NATIONAL NEWS


A disingenuous reply from the Minister for Schools, David Laws MP
Back in December 2012, The Guardian published a joint letter from Rabbi Jonathan Romain, Chair of the Accord Coalition, and a number of other signatories, including RISC. The letter called on the Government to end faith-based discrimination in state school admissions. David Laws MP, the Minister for Schools has recently replied to Rabbi Romain - you can read his response here. Unfortunately the reply is misleading in two ways: 
Firstly, it implies that schools that select 50% of their pupils on the basis of faith are “inclusive”. OK, 50% selection is better than 100% selection. But truly inclusive schools, including many faith schools, don’t have faith-based selection at all. That's 0%!
Secondly, the response ignores the fact that the Department for Education have knowingly left open a loophole so that religious organisations can get round the 50% cap on faith-based admissions anyway. We've seen with SRR, which was deliberately set up as a Voluntary Aided school rather than an Academy so that it could, if over-subscribed, select up to 100% on the basis of faith (new Academies/Free Schools are limited to 50%). In fact the Department for Education intervened in our court case against the Council last year in order to emphasise that this loophole is intended to be there. David Laws must be well aware of this, but chose not to mention it in his response.


What do we have in common with Estonia, Ireland & Israel (but not others)? Faith based discrimination in state school admissions
A paper published last year by the Organisation for Economic Cooperation & development (OECD) indicates that we are one of only 4 out of 35 developed countries reviewed that permits faith-based discrimination in admissions to state-funded schools. The others three countries cited at Estonia, Ireland and Israel. Countries that we might consider "religious", such as Poland, Spain and Italy, apparently don't have faith-based selection.
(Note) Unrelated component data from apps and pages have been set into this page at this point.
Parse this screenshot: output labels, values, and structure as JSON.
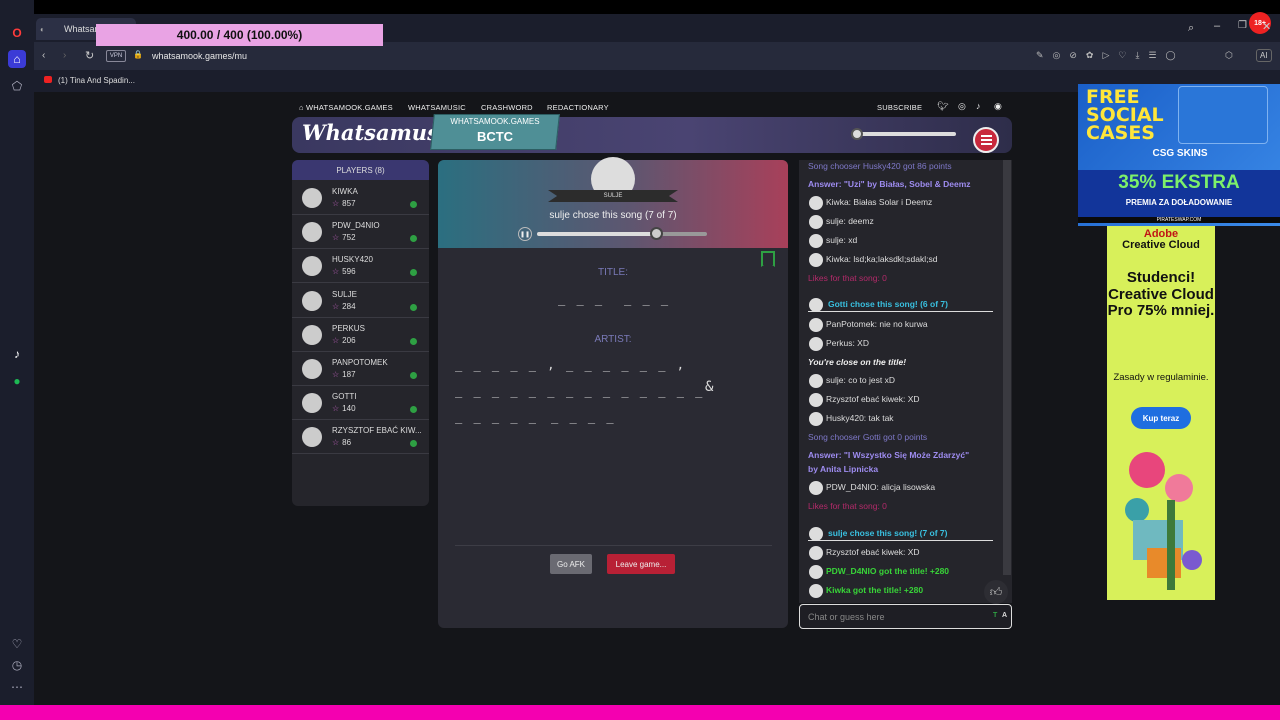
{
  "progress_overlay": "400.00 / 400 (100.00%)",
  "browser": {
    "tab_title": "Whatsam",
    "vpn_label": "VPN",
    "url": "whatsamook.games/mu",
    "bookmark": "(1) Tina And Spadin...",
    "age_badge": "18+",
    "ai_label": "AI"
  },
  "site_nav": {
    "home": "WHATSAMOOK.GAMES",
    "music": "WHATSAMUSIC",
    "crashword": "CRASHWORD",
    "redactionary": "REDACTIONARY",
    "subscribe": "SUBSCRIBE"
  },
  "banner": {
    "logo": "Whatsamusic",
    "badge_site": "WHATSAMOOK.GAMES",
    "room_code": "BCTC"
  },
  "players": {
    "header": "PLAYERS (8)",
    "list": [
      {
        "name": "KIWKA",
        "score": "857"
      },
      {
        "name": "PDW_D4NIO",
        "score": "752"
      },
      {
        "name": "HUSKY420",
        "score": "596"
      },
      {
        "name": "SULJE",
        "score": "284"
      },
      {
        "name": "PERKUS",
        "score": "206"
      },
      {
        "name": "PANPOTOMEK",
        "score": "187"
      },
      {
        "name": "GOTTI",
        "score": "140"
      },
      {
        "name": "RZYSZTOF EBAĆ KIW...",
        "score": "86"
      }
    ]
  },
  "game": {
    "chooser_name": "SULJE",
    "chose_text": "sulje chose this song (7 of 7)",
    "song_progress": 0.7,
    "title_label": "TITLE:",
    "title_blanks": [
      "_ _ _",
      "_ _ _"
    ],
    "artist_label": "ARTIST:",
    "artist_line1a": "_ _ _ _ _ ,",
    "artist_line1b": "_ _ _ _ _ _ ,",
    "artist_line2a": "_ _ _ _ _ _",
    "artist_line2b": "_ _ _ _ _ _ _ _",
    "ampersand": "&",
    "artist_line3a": "_ _ _ _ _",
    "artist_line3b": "_ _ _ _",
    "afk_button": "Go AFK",
    "leave_button": "Leave game..."
  },
  "chat": {
    "messages": [
      {
        "type": "sys",
        "text": "Song chooser Husky420 got 86 points"
      },
      {
        "type": "ans",
        "text": "Answer: \"Uzi\" by Białas, Sobel & Deemz"
      },
      {
        "type": "msg",
        "text": "Kiwka: Białas Solar i Deemz"
      },
      {
        "type": "msg",
        "text": "sulje: deemz"
      },
      {
        "type": "msg",
        "text": "sulje: xd"
      },
      {
        "type": "msg",
        "text": "Kiwka: lsd;ka;laksdkl;sdakl;sd"
      },
      {
        "type": "likes",
        "text": "Likes for that song: 0"
      },
      {
        "type": "chose",
        "text": "Gotti chose this song! (6 of 7)"
      },
      {
        "type": "msg",
        "text": "PanPotomek: nie no kurwa"
      },
      {
        "type": "msg",
        "text": "Perkus: XD"
      },
      {
        "type": "close",
        "text": "You're close on the title!"
      },
      {
        "type": "msg",
        "text": "sulje: co to jest xD"
      },
      {
        "type": "msg",
        "text": "Rzysztof ebać kiwek: XD"
      },
      {
        "type": "msg",
        "text": "Husky420: tak tak"
      },
      {
        "type": "sys",
        "text": "Song chooser Gotti got 0 points"
      },
      {
        "type": "ans",
        "text": "Answer: \"I Wszystko Się Może Zdarzyć\""
      },
      {
        "type": "ans",
        "text": "by Anita Lipnicka"
      },
      {
        "type": "msg",
        "text": "PDW_D4NIO: alicja lisowska"
      },
      {
        "type": "likes",
        "text": "Likes for that song: 0"
      },
      {
        "type": "chose",
        "text": "sulje chose this song! (7 of 7)"
      },
      {
        "type": "msg",
        "text": "Rzysztof ebać kiwek: XD"
      },
      {
        "type": "got",
        "text": "PDW_D4NIO got the title! +280"
      },
      {
        "type": "got",
        "text": "Kiwka got the title! +280"
      }
    ],
    "input_placeholder": "Chat or guess here",
    "indicator_t": "T",
    "indicator_a": "A"
  },
  "ads": {
    "ad1_line1": "FREE",
    "ad1_line2": "SOCIAL",
    "ad1_line3": "CASES",
    "ad1_brand": "CSG SKINS",
    "ad1_offer": "35% EKSTRA",
    "ad1_sub": "PREMIA ZA DOŁADOWANIE",
    "ad1_footer": "PIRATESWAP.COM",
    "ad2_brand1": "Adobe",
    "ad2_brand2": "Creative Cloud",
    "ad2_headline": "Studenci! Creative Cloud Pro 75% mniej.",
    "ad2_rules": "Zasady w regulaminie.",
    "ad2_cta": "Kup teraz"
  }
}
The irony here is that the Catholic Diocese of Westminster said that the rapid expansion of the Catholic population in Ealing - resulting from immigration from Poland - was one of the main reasons why they needed additional Catholic school capacity in west London, and therefore supported the establishment of the new school in Twickenham. But these same parents would not be able to choose an exclusive Catholic state school back in Poland.


RISC Core Team